Here is the first analysis of actual documents with the mathematical models discussed previously. I've taken my first document as the Gospel of Mark and the second as the Gospel of Matthew, using the word clouds linked here.
The short version of the results
Shared Word Estimate 77%
Shared Emphasis Estimate 69%*
* The originally listed number of 57% had some problems where, for word
pairs with large differences, the shared word value might be less than
the smaller of the two numbers or even negative. The recalculated number given above should be a
more solid reflection of what is shared between the two documents, as it simply uses the lesser of the two values, which is never lower than 0.
In the notes on the Shared Emphasis Estimate, I'll mention some other
things that the statistical analysis shows: with the breakdown done at
this level, you can do more than estimate how much is shared. You can also identify where the
Notes on the Shared Word Estimate
Mark is a shorter document and has 48 words included in the high-frequency word list, which is limited to words that would make at least a 1% difference in the total as discussed previously. Of those 48 words, 37 are also in Matthew's high-use words list calculated in the same way. So 37/48 = 77%, rounded to the nearest whole number. (Since the percentages involved are already effectively rounded by the exclusion of low-frequency words that would chip away at the percentage, I don't think a lot of decimal points are significant in the analysis.)
Notes on the Shared Emphasis Estimate
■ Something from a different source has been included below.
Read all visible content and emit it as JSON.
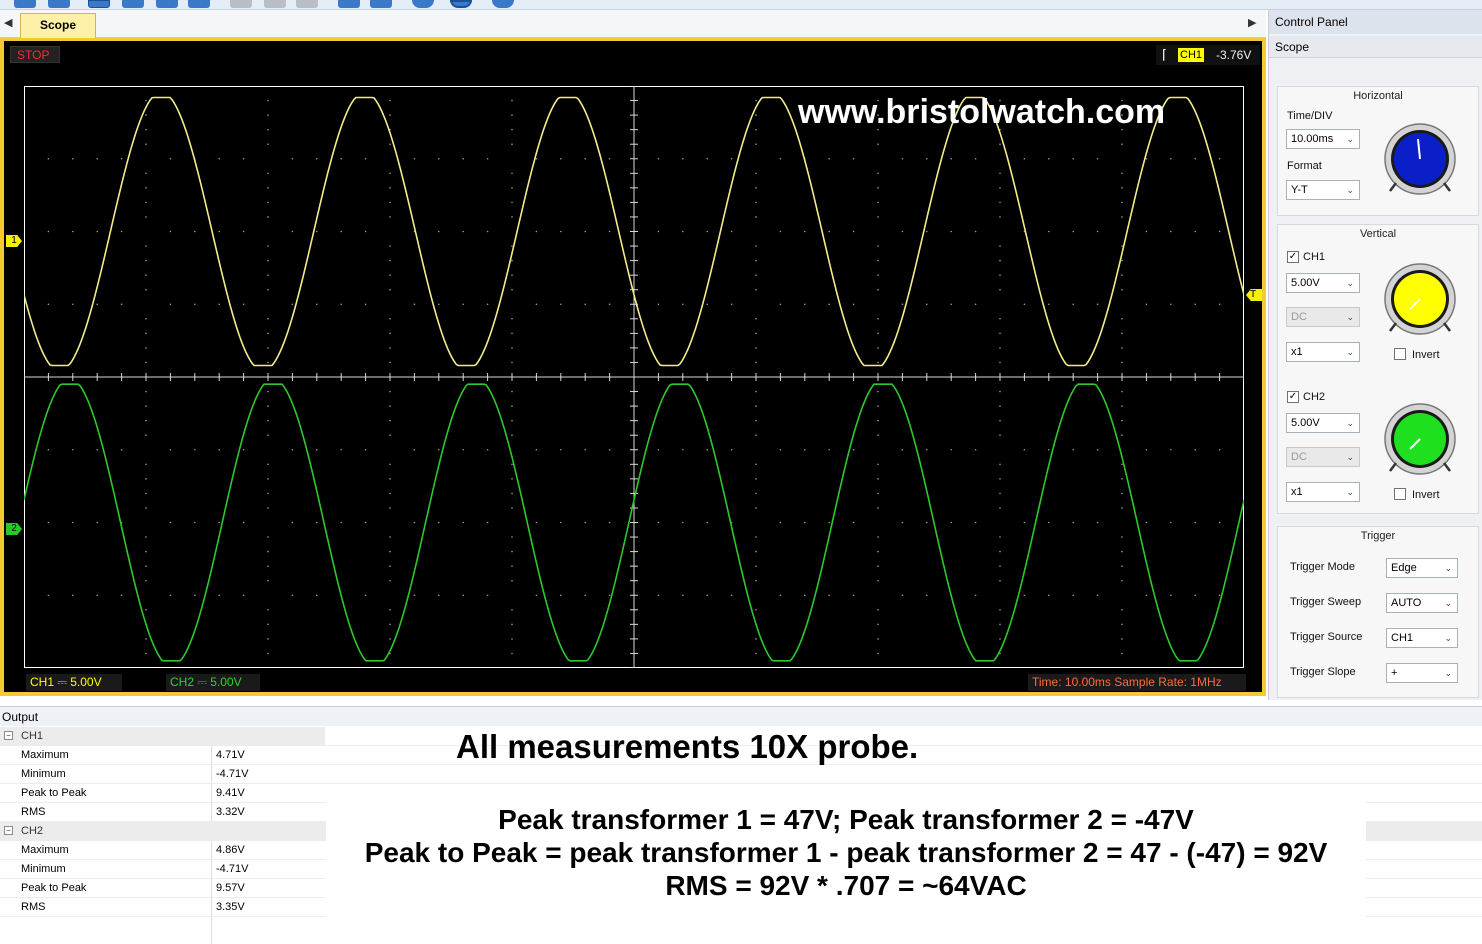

When it comes to the detail matching on emphasis, the two highest-frequency words are the same between the two documents: "Jesus" and "man". Matthew's list is broader. It contains 53 words in the high-frequency list. So words are generally lower-frequency in Matthew than they are in Mark. This raises a question about the method, whether some sort of adjustment is in order for the relative length of the lists. It's worth considering, but my first thought is that if we're measuring relative emphasis, and the relative emphasis were the same between documents, then the word frequency lists would be the same between the documents. So my first inclination is not to adjust for different list lengths, but to consider that difference as part of an accurate reflection that the two documents have a somewhat different emphasis.
The emphasis estimate turns out to yield more information than the originally-intended
measure of how much two documents are alike. It also gives some insight into what exactly is
different. So with that in consideration, the words showing the biggest difference in emphasis are "Jesus" which is emphasized somewhat less in Matthew though it is still by far the most frequent word, then "father" and "heaven" which are used noticeably more in Matthew than in Mark. Those three words account for about 10% points in the emphasis-gap between the documents. Another significant gap comes from the 11 words on Mark's list but not in Matthew's: around, began, boat, hands, days, sitting, twelve, evil, hear, James, looked. That is not to say those words don't occur in Matthew, but that they don't make the high-frequency words list as they do in Mark.
Any areas which show a difference in emphasis might be worth closer study. I find it interesting that such a practical, ordinary word as "boat" should make the high-frequency list of Mark. The early records we have about Mark say that he was writing about Jesus as told to him by one of the disciples who was a fisherman by trade. The relative emphasis on the "boat" in Mark does not prove that the source of information was a fisherman, but it is consistent with that possibility. It might indicate an area for further research, to see what kinds of information might come to light by taking a closer look at the "boat" references in Mark. The "father" and "heaven" emphasis in Matthew over Mark might also bear a closer look. Other differences (like "around" or "began") seem less promising, though it would still be best to do a quick check of the original texts to make sure that it is just a difference in narration style or something of that sort.